Does the road wind up-hill all the way?
Yes, to the very end.
Will the day's journey take the whole long day?
From morn to night, my friend.
Shall I find comfort, travel-sore and weak?
Of labour you shall find the sum.
Will there be beds for me and all who seek?
Yea, beds for all who come.
For me, it feels like I am moving "onward and upward" (C. S. Lewis). I began life not knowing what it was all about. I spent many years in the "Dark Wood" where Dante's poem begins. This makes me wonder if Dante was contemplating suicide, because obviously he is lost and grieving, and the suicides are in a dark wood in Hell. Either way, that's where I was. Without oversimplifying the greatest event in my life, or sounding like a lunatic, at the age of fourteen I heard the voice of God, totally unexpectedly. I always say that "Jesus had me at hello." He didn't show up as Virgil and take me on a tour, but I do think there was a Heavenly Lady interceding on my behalf (my Abuelita Uva). I say I "heard" God although what I was using was not so much my ears as my blood. God asked me "Aren't you tired of this? Aren't you ready for more?"
At that point, I knew I was ready for more. Purgatory in Dante involves a lot of choosing to move on- the souls decide for themselves when they are ready to arrive on the shore, and when they are ready to move up. My own life has involved some serious decision-making, and I feel like since I've know what I'm moving towards, I haven't regretted a single move. There are days when I question myself, and even God, sure, but I have full confidence that this movement called my life is, in fact, "onward and upward."
It's easy to confuse the circumstances of my life with the condition of my soul, but on further examination there is clearly an enormous difference. Through the "Purgatory" of this life, God is preparing me for His kingdom. I am being tested, not punished (because just like in Hell, punishment is a choice). The test is my own willingness to say "I'm ready." Because by choosing readiness, you're already there. Furthermore, like the souls in Purgatory, I am moving in joy. Jesus said "These three things remain: Faith, Hope, and Love." I am moving in faith, with hope, and in love, towards the greatest of these, Love. I can't help but see the parallels between this and Dante's Purgatory.

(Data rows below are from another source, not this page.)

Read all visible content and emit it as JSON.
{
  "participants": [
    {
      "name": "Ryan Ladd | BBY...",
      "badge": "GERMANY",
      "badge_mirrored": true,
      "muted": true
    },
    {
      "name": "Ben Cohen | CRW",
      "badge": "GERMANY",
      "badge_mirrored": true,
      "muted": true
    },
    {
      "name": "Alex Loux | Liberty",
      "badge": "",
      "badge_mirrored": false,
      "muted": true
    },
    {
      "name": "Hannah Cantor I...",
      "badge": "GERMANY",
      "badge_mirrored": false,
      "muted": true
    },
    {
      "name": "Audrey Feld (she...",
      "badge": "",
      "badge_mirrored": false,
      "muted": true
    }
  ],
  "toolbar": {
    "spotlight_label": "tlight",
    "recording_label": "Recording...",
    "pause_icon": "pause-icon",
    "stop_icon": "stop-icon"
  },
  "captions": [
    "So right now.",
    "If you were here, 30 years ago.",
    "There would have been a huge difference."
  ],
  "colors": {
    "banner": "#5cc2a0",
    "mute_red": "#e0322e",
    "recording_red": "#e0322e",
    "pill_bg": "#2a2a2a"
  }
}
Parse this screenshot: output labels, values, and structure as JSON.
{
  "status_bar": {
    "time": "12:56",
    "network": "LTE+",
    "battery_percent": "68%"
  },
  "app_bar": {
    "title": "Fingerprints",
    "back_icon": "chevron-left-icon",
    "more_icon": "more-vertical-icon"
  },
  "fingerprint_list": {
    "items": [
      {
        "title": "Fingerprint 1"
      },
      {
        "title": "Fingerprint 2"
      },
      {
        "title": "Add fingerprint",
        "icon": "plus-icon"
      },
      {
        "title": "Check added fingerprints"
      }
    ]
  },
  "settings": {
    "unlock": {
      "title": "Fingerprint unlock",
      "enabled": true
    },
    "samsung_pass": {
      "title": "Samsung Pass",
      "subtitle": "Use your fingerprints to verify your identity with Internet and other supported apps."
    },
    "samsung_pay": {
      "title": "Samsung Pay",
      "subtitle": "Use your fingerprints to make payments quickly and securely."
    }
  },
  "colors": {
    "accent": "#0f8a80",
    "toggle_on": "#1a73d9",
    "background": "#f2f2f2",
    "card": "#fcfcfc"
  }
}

I know this is pretty religious and personal, and I tried to make "I" statements, because what I think about other people's lives is irrelevant. Of course, I want everyone to think life is joyful, and purposeful, but hey, that's up to the individual. What I am attempting to discuss, through my personal experience, is Dante's Purgatory, and how it relates to life in a culture that mostly doesn't believe in such a place. Dante wants us to read allegorically, and I can't help but feel that's the best interpretation for Purgatory. Because, otherwise, what is redemption and what is salvation? Jesus' sacrifice needs no help, and we don't get to Heaven for doing good works (apparently, it didn't work for poor Latini or Avicenna or anyone else). But by our attitude towards others, and towards life, we can promote God's kingdom in our hearts. I think it is ESSENTIAL to see this as a personal thing. I, like everyone else, want to better the world through good government and law, etc. but I must admit that the way to start is right here, right now, with these two hands. I don't think I'm a very good person, really, but God is a forward-thinker and He's asking me to think positively. God is moving us towards perfection, whatever that looks like. He is asking us to be joyful and to see other people, not just the long uphill climb, because when we look at the road it can really freak us out and discourage us. I think this is what Dante is saying. I shared some personal stuff because that's my way of understanding Purgatory, NOT because I want people to agree with my beliefs.